Examples of Legacy Places are the St. Louis Estuary, Lower Rock River, the Blue Hills in Rusk and Barron Counties, and the Mid-Kettle Moraine. Some Legacy Places have already been the focus of considerable protection efforts, while others have not.

The DNR will use the report to help community residents identify opportunities for protecting Legacy Places, as well as determine where the agency can take the lead to protect some of these places.

"This report does not represent an expanded land acquisition program for the DNR, nor does the report represent a request for more funding," Bazzell said. "But the report will help the department work with the Natural Resources Board and citizens to identify opportunities to help protect and maintain some of these important places that make Wisconsin 'Wisconsin.'"

As Wisconsin's population grows, more homes, businesses and infrastructure such as roads, utilities and landfills will be needed, Bazzell said, but so will places for people to enjoy the outdoors and places that protect sources of drinking water and native plant and animal habitats. Protecting Legacy Places will also help support important natural resource-based activities, such as tourism, recreation and forestry.

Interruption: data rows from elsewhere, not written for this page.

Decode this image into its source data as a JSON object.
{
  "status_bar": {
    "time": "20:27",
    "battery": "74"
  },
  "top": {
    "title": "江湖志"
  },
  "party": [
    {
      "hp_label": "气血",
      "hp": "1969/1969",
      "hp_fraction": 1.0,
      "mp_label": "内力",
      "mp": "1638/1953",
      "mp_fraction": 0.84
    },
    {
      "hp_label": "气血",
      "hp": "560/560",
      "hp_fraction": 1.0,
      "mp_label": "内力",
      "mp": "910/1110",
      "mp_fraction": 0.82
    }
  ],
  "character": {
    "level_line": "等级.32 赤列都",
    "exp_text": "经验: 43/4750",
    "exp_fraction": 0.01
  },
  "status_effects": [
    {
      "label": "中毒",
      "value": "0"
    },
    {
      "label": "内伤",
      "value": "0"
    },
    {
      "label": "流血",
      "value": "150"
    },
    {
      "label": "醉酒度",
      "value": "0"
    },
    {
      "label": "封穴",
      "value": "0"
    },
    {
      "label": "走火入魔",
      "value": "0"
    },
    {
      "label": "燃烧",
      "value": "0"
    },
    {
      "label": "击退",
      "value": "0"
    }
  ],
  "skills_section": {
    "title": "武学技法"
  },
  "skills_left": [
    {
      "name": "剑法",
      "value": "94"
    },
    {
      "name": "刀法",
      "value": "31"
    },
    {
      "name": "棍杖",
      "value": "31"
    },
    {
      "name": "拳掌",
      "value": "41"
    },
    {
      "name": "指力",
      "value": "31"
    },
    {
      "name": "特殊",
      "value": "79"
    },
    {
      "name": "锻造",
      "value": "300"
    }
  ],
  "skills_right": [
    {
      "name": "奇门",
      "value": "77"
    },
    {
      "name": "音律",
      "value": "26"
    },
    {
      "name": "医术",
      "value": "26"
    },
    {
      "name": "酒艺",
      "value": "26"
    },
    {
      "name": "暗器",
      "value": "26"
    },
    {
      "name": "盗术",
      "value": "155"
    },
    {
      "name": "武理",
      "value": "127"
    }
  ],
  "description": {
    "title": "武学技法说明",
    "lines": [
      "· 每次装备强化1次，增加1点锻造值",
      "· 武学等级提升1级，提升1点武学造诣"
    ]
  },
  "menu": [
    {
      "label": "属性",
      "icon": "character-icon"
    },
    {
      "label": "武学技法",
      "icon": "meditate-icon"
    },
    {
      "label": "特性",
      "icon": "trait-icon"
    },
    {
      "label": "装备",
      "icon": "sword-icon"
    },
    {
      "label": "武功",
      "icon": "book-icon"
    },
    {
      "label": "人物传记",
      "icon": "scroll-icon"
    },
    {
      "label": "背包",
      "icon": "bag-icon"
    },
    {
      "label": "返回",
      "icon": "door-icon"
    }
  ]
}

"The Legacy Report can give us all some guidance on what places help us meet those goals," he said.

The department is seeking public comment on the draft report through January 24, 2003. A public comment form is included with the report in all formats. The form can be downloaded from the Land Legacy page of the DNR Web site.

The 230-page, large-format (11-by-17 inches) draft Land Legacy Report is available from the department for public review in two formats: Compact disks and black-and-white hard copies. Portions of the report are also available on the DNR Web site. Here's how to request a copy of the report:

  • Write to: Land Legacy Report, LF/4, DNR, PO Box 7921, Madison, WI 53707-7921
  • Call: (608) 266-0823 or (608) 266-2135
  • E-mail: Land.Legacy@dnr.state.wi.us

The department will share public feedback on the report with the Natural Resources Board, request board approval of the report with changes as needed, and seek board direction on developing a strategy for implementing the report, Bazzell said.